Performance Provisioning and Energy Efficiency in Cloud and Distributed Computing Systems
In recent years, the issue of energy consumption in high performance computing (HPC) systems has attracted a great deal of attention. In response to this, many energy-aware algorithms have been developed in different layers of HPC systems, including the hardware layer, service layer and system layer. These algorithms are of two types: first, algorithms which directly try to improve the energy by tweaking frequency operation or scheduling algorithms; and second, algorithms which focus on
... g the performance of the system, with the assumption that efficient running of a system may indirectly save more energy. In this thesis, we develop algorithms in both layers. First, we introduce three algorithms to directly improve the energy of scheduled tasks at the hardware level by using Dynamic Voltage Frequency Scaling (DVFS). Second, we propose two algorithms for modelling and resource provisioning of MapReduce applications (a well-known parametric distributed framework currently used by Google, Yahoo, Facebook and LinkedIn) based on its configuration parameters. Certainly, estimating the performance (e.g., execution time or CPU clock ticks) of a MapReduce application can be later used for smart scheduling of such applications in clouds or clusters. To evaluate the algorithms, we have conducted extensive simulation and real experiments on a 5-node physical cluster with up to 25 virtual nodes, using both synthetic and real world applications.

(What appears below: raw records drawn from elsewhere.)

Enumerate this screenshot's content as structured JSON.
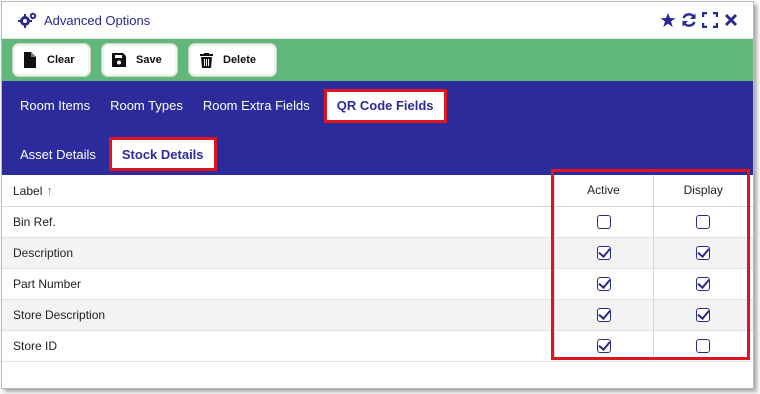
{
  "window": {
    "title": "Advanced Options",
    "icons": [
      "settings-gears-icon",
      "star-icon",
      "refresh-icon",
      "expand-icon",
      "close-icon"
    ]
  },
  "toolbar": {
    "clear_label": "Clear",
    "save_label": "Save",
    "delete_label": "Delete"
  },
  "tabs_row1": [
    {
      "label": "Room Items"
    },
    {
      "label": "Room Types"
    },
    {
      "label": "Room Extra Fields"
    },
    {
      "label": "QR Code Fields",
      "active": true
    }
  ],
  "tabs_row2": [
    {
      "label": "Asset Details"
    },
    {
      "label": "Stock Details",
      "active": true
    }
  ],
  "table": {
    "headers": {
      "label": "Label",
      "active": "Active",
      "display": "Display"
    },
    "rows": [
      {
        "label": "Bin Ref.",
        "active": false,
        "display": false
      },
      {
        "label": "Description",
        "active": true,
        "display": true
      },
      {
        "label": "Part Number",
        "active": true,
        "display": true
      },
      {
        "label": "Store Description",
        "active": true,
        "display": true
      },
      {
        "label": "Store ID",
        "active": true,
        "display": false
      }
    ]
  },
  "colors": {
    "accent": "#2b2b9c",
    "toolbar": "#5fb779",
    "highlight": "#e0141e"
  }
}
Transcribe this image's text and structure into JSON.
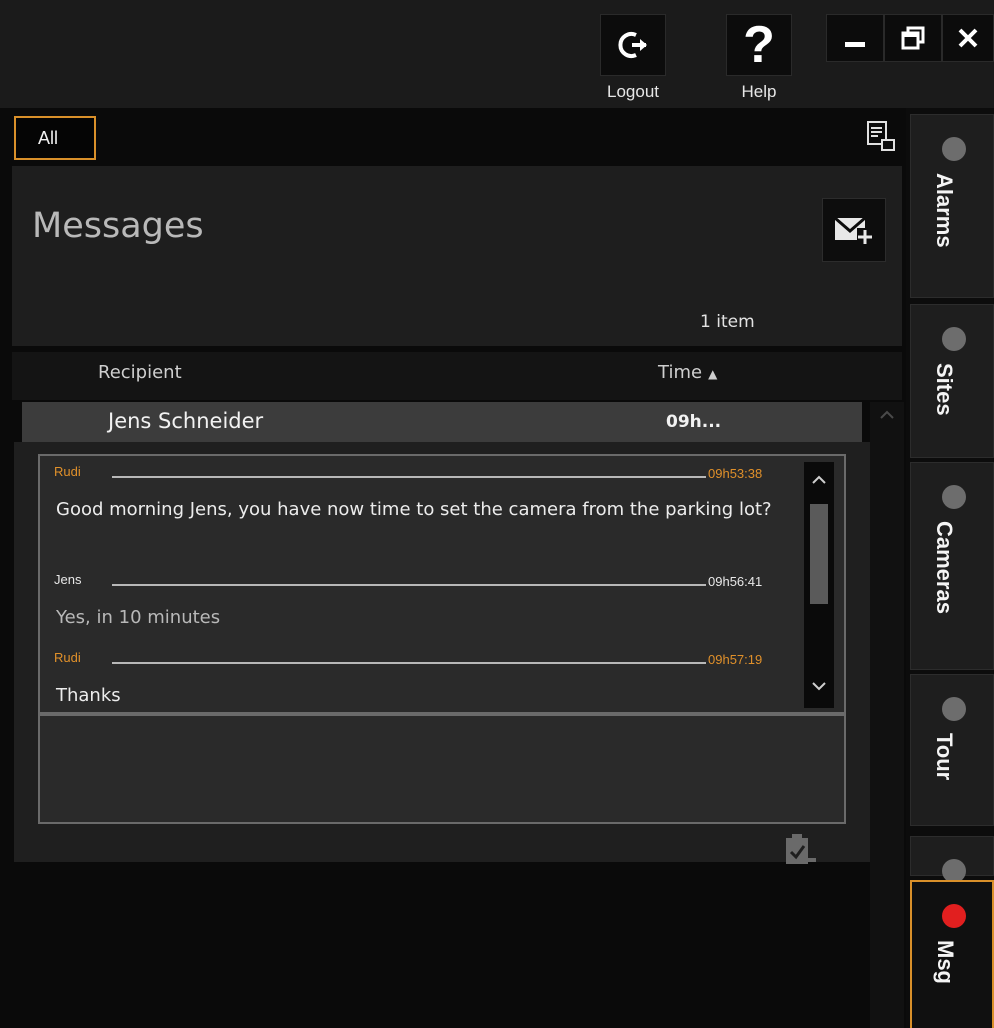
{
  "toolbar": {
    "logout_label": "Logout",
    "help_label": "Help"
  },
  "filter": {
    "all_label": "All"
  },
  "messages": {
    "title": "Messages",
    "item_count": "1 item",
    "columns": {
      "recipient": "Recipient",
      "time": "Time"
    },
    "rows": [
      {
        "recipient": "Jens Schneider",
        "time": "09h..."
      }
    ]
  },
  "conversation": [
    {
      "sender": "Rudi",
      "time": "09h53:38",
      "text": "Good morning Jens, you have now time to set the camera from the parking lot?",
      "sender_color": "#e0902a"
    },
    {
      "sender": "Jens",
      "time": "09h56:41",
      "text": "Yes, in 10 minutes",
      "sender_color": "#e8e8e8"
    },
    {
      "sender": "Rudi",
      "time": "09h57:19",
      "text": "Thanks",
      "sender_color": "#e0902a"
    }
  ],
  "side_tabs": {
    "alarms": "Alarms",
    "sites": "Sites",
    "cameras": "Cameras",
    "tour": "Tour",
    "msg": "Msg"
  },
  "colors": {
    "accent": "#d9902a",
    "alert_dot": "#e11f1f",
    "idle_dot": "#6d6d6d"
  }
}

Also, the proposed new algorithms are compared with existing algorithms by experimentation, and the experimental results reveal new information on the performance of these algorithms, as well as on the properties of MapReduce and DVFS. In the end, three open problems are revealed by the experimental observations, and their importance is explained.